**GOAL OF THE EXERCISE**. Copy out each line of the material below that holds the string "value".

**INFORMATION SUPPLIED**.

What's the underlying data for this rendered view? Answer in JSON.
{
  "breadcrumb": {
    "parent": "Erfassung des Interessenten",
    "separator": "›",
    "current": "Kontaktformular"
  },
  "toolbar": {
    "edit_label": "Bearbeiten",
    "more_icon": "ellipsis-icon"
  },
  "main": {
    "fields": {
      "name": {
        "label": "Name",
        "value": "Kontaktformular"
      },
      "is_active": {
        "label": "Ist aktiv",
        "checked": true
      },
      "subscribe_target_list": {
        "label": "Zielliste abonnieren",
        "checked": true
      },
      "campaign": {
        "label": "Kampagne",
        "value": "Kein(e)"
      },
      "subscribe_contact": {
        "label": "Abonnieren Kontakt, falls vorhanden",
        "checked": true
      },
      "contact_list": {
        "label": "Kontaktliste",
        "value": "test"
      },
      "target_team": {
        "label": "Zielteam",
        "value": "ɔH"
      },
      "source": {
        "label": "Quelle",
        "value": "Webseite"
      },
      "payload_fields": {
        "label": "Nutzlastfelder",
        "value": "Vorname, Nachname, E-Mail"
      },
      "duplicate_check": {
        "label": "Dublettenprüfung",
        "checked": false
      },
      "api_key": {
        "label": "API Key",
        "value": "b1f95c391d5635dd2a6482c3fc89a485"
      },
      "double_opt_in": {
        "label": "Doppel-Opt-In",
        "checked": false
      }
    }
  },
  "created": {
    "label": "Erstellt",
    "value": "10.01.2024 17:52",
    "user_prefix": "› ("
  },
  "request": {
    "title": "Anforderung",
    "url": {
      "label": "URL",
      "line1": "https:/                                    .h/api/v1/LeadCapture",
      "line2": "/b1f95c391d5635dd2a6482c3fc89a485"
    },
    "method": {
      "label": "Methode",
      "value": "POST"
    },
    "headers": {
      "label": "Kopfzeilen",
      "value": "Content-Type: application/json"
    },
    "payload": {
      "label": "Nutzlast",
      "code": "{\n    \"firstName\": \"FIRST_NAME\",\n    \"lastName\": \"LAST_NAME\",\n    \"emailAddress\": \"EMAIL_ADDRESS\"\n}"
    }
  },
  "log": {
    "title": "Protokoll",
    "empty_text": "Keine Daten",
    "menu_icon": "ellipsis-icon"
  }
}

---

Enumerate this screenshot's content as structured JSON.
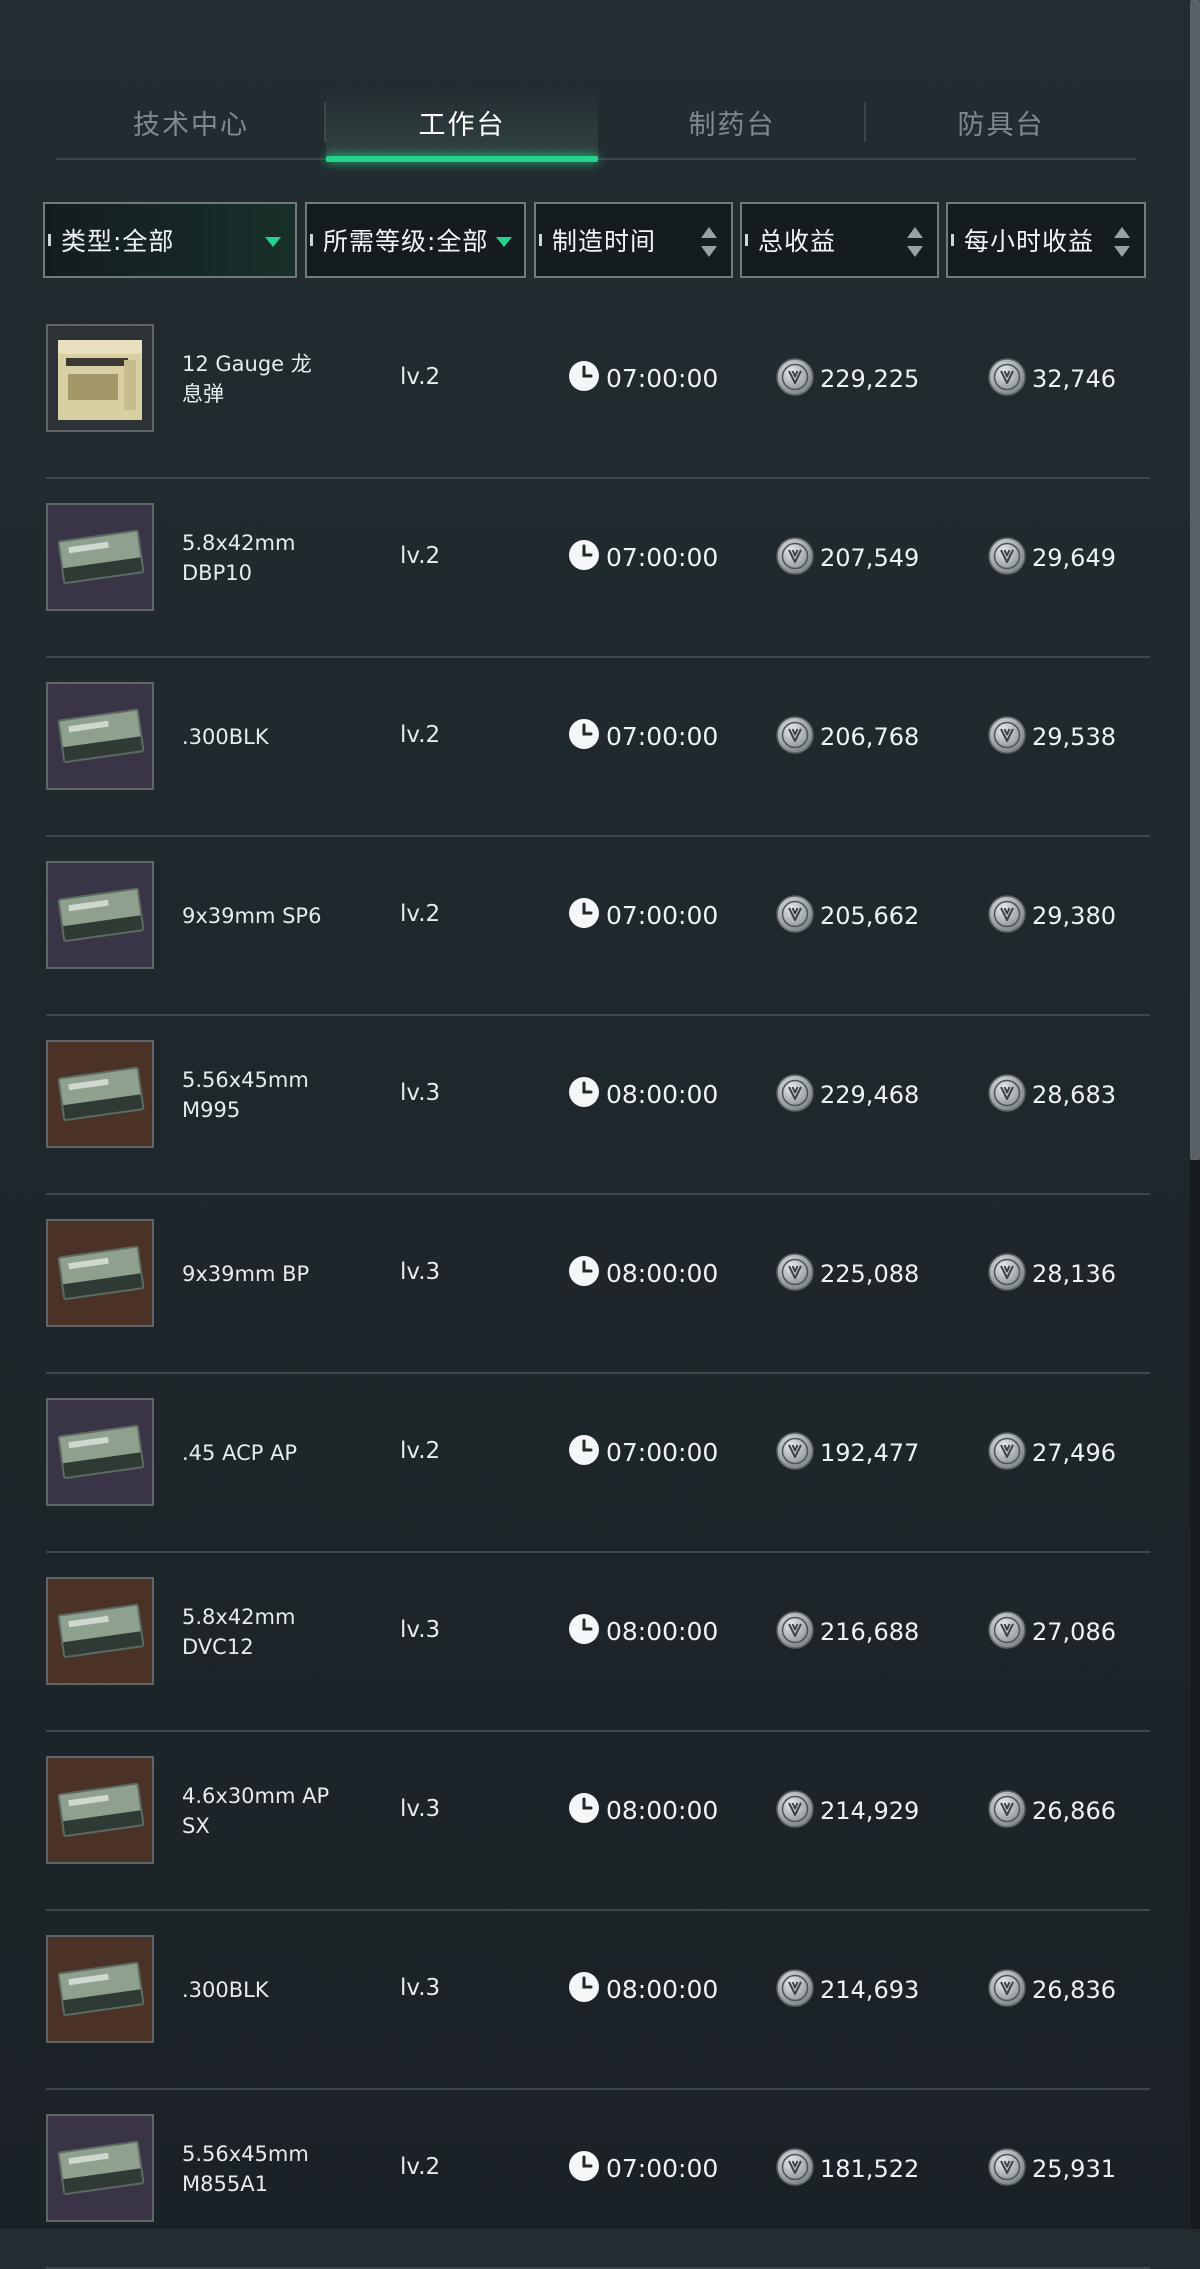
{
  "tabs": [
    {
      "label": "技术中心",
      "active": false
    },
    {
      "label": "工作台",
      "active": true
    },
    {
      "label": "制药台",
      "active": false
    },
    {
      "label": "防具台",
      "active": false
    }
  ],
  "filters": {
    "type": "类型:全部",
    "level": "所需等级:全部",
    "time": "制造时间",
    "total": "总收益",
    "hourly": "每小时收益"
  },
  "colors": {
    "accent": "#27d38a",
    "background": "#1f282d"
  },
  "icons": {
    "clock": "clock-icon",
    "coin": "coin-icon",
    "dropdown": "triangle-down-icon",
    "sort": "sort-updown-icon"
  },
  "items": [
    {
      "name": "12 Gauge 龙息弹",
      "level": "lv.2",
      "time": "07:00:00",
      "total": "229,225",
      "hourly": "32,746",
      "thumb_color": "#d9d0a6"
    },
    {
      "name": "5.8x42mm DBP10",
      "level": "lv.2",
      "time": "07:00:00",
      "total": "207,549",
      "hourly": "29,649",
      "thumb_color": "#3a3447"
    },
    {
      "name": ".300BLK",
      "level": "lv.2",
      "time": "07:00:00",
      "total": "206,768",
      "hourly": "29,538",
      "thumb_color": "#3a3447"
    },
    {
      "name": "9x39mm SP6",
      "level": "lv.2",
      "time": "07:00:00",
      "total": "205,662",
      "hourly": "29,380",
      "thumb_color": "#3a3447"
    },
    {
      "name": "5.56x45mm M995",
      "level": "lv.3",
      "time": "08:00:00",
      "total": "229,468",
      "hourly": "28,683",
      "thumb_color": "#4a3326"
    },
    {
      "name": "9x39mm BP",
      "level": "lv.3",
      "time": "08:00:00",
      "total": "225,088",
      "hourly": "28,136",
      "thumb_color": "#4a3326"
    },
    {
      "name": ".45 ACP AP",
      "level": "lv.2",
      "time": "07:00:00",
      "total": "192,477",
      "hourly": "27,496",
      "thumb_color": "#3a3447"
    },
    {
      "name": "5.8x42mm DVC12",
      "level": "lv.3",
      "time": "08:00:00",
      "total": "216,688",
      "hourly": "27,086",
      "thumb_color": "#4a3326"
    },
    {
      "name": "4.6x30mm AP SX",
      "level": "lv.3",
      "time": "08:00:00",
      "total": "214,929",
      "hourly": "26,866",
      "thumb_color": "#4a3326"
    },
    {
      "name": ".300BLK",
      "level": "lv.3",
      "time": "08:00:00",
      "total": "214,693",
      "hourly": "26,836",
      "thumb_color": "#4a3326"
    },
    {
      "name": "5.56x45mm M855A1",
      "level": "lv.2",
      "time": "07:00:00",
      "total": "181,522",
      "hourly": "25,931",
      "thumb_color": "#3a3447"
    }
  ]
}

**EXERCISE RESULT**.
        "value": "Kontaktformular"
        "value": "Kein(e)"
        "value": "test"
        "value": "ɔH"
        "value": "Webseite"
        "value": "Vorname, Nachname, E-Mail"
        "value": "b1f95c391d5635dd2a6482c3fc89a485"
    "value": "10.01.2024 17:52",
      "value": "POST"
      "value": "Content-Type: application/json"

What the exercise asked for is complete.